εὖ μὲν εἱμάρθαι παρὰ δαίμ[ονος ἀνθρώποις
σ]υμφορὰ δ᾿ ἐσθλόν <τ᾿> ἀμαλδύνει
β]αρύτλ[α]ος μολοῦσα
καὶ τ]ὸν κα[ὸν] ὑψιφανῆ τεύχει
κ]ατορθωθεῖσα· τιμὰν
δ᾿ ἄλ]λος ἀλλοίαν ἔχει·
μυρί]αι δ᾿ ἀνδρῶν ἀρε[αί,] μία δ᾿ ἐ[κ
πασᾶ]ν πρόκειται,
ὃς τὰ] πὰρ χειρὸς κυβέρνασεν
δι]καίαισι φρένεσσιν.
μυρί]αι δ᾿ ἀνδρῶν ἀρε[αί,] μία δ᾿ ἐ[κ
πασᾶ]ν πρόκειται,
ὃς τὰ] πὰρ χειρὸς κυβέρνασεν
δι]καίαισι φρένεσσιν.
οὔτ᾿ ἐ]ν βαρυπενθέσιν ἁρμόζει
μ]χαις φόρμιγγος ὀμφὰ
καὶ λι]γυκλαγγεῖς χοροί,
οὔτ᾿ ἐ]ν θαλίαις καναχά
χαλκ]όκτυπος· ἀλλ᾿ ἐφ᾿ ἑκάστωι
καιρὸς] ἀνδρῶν ἔργματι κάλλιστος·
[ε]ὖ ἔρδοντα δὲ καὶ θεὸς ὀ[ρθοῖ.

Image of a figure on a red figure vase. Figure is a nude, beardless youth, holding a long butchering knife in his right hand and the head of a pig with his left on a three-legged table
After the sacrifice: a youth prepares the head of a pig in front of a temple (see the column on the right). Apulian red-figure bell-krater.

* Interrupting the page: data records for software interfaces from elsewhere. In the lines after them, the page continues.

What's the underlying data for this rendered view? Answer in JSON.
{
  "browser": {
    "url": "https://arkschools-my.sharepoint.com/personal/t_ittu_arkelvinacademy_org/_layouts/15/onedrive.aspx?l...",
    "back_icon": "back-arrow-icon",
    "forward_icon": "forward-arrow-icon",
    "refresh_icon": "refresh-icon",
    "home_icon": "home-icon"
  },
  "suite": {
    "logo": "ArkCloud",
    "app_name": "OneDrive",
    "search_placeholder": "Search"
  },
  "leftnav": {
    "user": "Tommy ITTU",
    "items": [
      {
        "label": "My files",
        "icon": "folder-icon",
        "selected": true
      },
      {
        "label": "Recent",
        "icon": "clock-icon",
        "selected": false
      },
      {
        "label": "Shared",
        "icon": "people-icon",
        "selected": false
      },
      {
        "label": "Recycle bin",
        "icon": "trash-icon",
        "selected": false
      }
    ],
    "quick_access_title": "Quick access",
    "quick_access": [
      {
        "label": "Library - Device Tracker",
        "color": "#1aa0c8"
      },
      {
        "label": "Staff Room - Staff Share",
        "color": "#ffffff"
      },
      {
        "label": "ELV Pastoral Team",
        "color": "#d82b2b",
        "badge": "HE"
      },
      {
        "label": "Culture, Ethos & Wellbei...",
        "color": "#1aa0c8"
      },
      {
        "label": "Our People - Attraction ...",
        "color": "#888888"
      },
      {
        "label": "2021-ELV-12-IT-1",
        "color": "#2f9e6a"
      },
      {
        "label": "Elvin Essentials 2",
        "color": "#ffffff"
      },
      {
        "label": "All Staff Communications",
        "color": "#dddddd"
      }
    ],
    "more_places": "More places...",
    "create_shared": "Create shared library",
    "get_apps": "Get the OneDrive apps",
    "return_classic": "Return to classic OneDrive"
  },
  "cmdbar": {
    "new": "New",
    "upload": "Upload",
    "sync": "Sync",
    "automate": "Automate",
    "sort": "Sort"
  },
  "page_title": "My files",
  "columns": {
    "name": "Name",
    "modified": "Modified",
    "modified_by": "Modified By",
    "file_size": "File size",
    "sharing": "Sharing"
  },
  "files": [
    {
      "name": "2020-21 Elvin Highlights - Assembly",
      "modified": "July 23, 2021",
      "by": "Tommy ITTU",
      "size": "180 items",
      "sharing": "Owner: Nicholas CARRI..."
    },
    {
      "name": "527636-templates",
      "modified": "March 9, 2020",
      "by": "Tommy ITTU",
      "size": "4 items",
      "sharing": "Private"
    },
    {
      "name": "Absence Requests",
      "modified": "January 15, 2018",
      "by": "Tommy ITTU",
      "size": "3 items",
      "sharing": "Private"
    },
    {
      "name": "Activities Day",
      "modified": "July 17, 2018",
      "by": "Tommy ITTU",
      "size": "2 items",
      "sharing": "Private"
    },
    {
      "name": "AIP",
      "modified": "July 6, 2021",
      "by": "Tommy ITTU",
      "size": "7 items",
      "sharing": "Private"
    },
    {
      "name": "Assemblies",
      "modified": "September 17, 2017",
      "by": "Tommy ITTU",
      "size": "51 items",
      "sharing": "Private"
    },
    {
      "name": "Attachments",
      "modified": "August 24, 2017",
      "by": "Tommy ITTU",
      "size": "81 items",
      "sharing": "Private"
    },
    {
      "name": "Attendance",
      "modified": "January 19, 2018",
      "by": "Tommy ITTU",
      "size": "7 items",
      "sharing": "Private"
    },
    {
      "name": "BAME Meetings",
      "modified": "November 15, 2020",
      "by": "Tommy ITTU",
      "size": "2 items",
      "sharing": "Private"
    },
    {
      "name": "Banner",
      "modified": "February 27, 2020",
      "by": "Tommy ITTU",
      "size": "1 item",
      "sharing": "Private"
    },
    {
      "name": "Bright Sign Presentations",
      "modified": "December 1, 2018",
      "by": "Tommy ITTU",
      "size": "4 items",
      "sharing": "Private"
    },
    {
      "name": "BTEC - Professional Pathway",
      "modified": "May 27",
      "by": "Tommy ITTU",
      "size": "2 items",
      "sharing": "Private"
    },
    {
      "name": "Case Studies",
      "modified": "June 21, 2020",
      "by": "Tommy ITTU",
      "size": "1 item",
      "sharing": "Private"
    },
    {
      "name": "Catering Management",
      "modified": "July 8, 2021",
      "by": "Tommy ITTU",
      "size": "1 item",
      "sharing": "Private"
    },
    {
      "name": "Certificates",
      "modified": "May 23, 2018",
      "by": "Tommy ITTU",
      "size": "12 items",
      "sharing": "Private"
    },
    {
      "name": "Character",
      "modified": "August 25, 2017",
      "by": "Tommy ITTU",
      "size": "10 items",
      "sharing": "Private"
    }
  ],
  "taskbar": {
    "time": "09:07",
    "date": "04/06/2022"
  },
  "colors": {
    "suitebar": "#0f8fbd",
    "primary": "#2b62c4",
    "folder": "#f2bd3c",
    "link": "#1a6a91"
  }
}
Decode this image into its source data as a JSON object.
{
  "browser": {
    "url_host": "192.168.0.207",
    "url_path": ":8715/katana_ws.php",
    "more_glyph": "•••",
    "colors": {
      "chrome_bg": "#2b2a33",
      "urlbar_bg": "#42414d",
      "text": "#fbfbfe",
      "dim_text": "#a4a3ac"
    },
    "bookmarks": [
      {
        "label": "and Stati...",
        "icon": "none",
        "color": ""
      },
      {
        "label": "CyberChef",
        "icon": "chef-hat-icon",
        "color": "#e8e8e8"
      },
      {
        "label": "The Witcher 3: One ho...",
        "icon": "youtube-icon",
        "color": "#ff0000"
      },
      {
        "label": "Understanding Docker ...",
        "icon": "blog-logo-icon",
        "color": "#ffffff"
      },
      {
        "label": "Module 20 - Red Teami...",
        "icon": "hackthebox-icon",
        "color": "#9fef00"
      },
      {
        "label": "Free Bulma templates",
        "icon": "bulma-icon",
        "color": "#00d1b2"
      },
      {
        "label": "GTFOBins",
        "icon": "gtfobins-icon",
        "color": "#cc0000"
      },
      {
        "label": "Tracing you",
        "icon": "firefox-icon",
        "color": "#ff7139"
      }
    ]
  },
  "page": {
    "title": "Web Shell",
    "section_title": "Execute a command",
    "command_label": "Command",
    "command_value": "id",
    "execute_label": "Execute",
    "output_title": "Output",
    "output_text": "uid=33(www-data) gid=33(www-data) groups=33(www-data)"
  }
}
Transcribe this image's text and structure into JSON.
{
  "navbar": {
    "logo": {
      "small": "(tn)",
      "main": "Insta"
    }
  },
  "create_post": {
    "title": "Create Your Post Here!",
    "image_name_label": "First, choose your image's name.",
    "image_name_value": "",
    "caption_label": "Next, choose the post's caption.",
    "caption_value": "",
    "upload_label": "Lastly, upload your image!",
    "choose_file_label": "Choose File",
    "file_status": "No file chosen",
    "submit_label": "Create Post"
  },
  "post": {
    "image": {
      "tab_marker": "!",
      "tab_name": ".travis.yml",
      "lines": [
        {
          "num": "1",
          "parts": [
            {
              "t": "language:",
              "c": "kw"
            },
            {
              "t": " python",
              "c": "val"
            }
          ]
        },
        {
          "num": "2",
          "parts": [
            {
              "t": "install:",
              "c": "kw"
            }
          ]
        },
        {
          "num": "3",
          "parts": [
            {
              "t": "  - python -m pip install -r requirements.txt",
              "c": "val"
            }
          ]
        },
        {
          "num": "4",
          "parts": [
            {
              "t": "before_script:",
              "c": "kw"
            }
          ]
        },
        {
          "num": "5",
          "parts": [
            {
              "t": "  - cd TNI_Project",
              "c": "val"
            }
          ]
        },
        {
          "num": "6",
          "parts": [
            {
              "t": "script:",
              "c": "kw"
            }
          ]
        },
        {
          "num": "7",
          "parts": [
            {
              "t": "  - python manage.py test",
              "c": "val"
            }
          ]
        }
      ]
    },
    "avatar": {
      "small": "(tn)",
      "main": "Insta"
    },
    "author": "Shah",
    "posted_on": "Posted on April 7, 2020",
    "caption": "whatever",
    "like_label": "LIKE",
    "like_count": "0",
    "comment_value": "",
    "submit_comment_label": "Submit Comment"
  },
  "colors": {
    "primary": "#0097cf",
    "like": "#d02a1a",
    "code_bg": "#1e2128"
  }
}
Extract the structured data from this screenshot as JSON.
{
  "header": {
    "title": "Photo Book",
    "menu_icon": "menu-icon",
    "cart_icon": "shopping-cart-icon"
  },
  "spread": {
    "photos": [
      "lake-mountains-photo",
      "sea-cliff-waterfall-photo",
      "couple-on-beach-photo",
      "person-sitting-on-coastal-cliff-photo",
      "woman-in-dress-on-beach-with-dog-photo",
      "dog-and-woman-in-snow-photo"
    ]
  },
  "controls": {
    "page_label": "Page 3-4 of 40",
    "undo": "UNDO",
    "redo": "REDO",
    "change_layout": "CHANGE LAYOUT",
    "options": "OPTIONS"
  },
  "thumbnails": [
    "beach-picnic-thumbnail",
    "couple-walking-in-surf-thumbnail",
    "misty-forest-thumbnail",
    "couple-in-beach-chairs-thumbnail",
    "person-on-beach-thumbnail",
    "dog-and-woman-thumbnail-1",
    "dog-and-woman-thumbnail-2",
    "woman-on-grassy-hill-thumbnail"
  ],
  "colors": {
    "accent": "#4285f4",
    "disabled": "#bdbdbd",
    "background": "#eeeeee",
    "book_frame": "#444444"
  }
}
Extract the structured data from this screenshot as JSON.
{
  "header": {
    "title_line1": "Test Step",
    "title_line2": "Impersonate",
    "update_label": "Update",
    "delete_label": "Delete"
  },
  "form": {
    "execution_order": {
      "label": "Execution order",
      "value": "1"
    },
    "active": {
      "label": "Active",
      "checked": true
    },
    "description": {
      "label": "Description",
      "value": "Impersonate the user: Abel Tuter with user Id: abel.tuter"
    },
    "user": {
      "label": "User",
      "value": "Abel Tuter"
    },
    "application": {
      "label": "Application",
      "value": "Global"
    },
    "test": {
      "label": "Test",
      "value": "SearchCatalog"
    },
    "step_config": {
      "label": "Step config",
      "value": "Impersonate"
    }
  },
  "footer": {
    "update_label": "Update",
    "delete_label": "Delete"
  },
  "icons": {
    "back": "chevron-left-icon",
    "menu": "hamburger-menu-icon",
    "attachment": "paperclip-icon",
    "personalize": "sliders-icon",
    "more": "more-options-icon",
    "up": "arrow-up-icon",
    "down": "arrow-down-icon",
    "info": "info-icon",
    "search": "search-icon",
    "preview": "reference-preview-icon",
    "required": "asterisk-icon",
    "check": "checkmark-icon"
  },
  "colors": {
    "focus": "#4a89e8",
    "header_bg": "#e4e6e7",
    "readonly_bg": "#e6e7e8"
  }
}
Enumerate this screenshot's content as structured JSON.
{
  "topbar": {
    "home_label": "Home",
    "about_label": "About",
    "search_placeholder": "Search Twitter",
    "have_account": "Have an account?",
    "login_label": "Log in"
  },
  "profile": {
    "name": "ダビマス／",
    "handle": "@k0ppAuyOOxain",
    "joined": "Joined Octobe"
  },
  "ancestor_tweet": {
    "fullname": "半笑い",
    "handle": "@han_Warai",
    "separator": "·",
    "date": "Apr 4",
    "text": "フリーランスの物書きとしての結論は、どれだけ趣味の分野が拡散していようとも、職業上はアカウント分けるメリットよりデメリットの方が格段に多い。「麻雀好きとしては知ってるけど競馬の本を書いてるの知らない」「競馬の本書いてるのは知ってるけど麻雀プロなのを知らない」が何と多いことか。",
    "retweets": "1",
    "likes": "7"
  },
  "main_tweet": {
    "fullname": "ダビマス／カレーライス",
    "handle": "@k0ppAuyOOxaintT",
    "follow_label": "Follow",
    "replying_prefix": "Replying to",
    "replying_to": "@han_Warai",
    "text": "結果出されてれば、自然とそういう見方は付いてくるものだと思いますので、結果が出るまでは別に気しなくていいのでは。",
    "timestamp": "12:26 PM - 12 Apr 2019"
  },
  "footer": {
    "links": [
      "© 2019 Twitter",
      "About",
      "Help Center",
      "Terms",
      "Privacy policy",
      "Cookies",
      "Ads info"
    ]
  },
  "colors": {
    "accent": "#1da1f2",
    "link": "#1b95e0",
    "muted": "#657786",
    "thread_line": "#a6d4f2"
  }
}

A True Note of Praise

Pindar, Nemean 7. 61-69

“I am a guest here, holding off shadowy blame–
I will praise my dear friend and bring him
Real glory like streams of water.
This is the correct payment for good people

If any Achaean man approaches he will not criticize me,
Even one living beyond the Ionian sea.

I rely on hospitality too–and I shine bright
In the sight of these townspeople because I haven’t cross a line
Once I removed everything forced on me from my way.
Let the rest of time come kindly.

Someone who knows me will inform
If I ever near a corrupt word with a false tune.”

ξεῖνός εἰμι· σκοτεινὸν ἀπέχων ψόγον,
ὕδατος ὥτε ῥοὰς φίλον ἐς ἄνδρ᾿ ἄγων
κλέος ἐτήτυμον αἰνέσω·
ποτίφορος δ᾿ ἀγαθοῖσι μισθὸς οὗτος.
ἐὼν δ᾿ ἐγγὺς Ἀχαιὸς οὐ μέμψεταί μ᾿ ἀνήρ
Ἰονίας ὑπὲρ ἁλὸς οἰ-
κέων, καὶ προξενίᾳ πέποιθ᾿, ἔν τε δαμόταις
ὄμματι δέρκομαι λαμπρόν, οὐχ ὑπερβαλών,
βίαια πάντ᾿ ἐκ ποδὸς ἐρύσαις· ὁ δε λοιπὸς εὔφρων
ποτὶ χρόνος ἕρποι. μαθὼν δέ τις ἀνερεῖ,
εἰ πὰρ μέλος ἔρχομαι ψάγιον ὄαρον ἐννέπων.

Color photograph of a vase painting. A woman plays a pipe on the left side; a man leans back with his hand on his head listening on the right
Column crater in red figure, ca 420 BC, Pantoxena Painter. Side Aː Symposium scene, youth and female double-flute player, detail. Archaeological Museum of Agrigento, C 1582. from Wikimedia commons